The deadline to file accurate acreage reports to crop insurance agents and FSA is July 15.
An acreage report is the most important document farmers must provide to file a federal crop insurance claim, according to Steve Worthington, Country Financial crop claims supervisor.
“Any loss payment will be based on the information the producer provides on this form,” Worthington said.
If an acreage report is not completed correctly and on time, it could delay the processing or payment of claims. It’s important farmers spend time with their financial representative or crop specialist to accurately complete the form, Worthington noted.
Farmers should “report their suspected loss as soon as possible,” he said. “This will allow crop adjusters to contact the producer and begin assisting them as well as documenting the loss.”
Once a claim is filed, a crop adjuster will visit each drought-damaged field to appraise the acreage and explain the options.
Farmers who opt to destroy cornfields should contact their adjuster for instructions on leaving test strips so the crop damage can be assessed through the reproductive stage. The adjuster must inspect the crop prior to its destruction.
Crop claims with Country Financial late this week totaled 182, up from about 40 the previous week. The number of claims is expected to continue to rise as crop conditions deteriorate further.

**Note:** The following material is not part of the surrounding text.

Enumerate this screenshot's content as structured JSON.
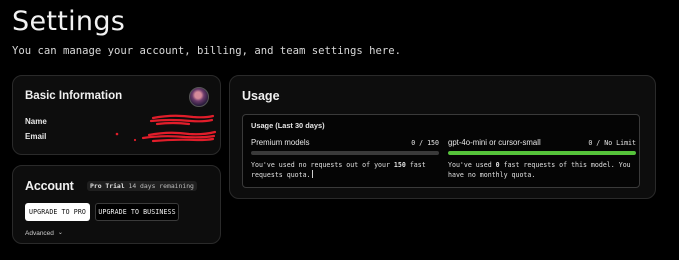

Editor's note: For the latest update on crop conditions around the state, check out our Cropwatchers reports.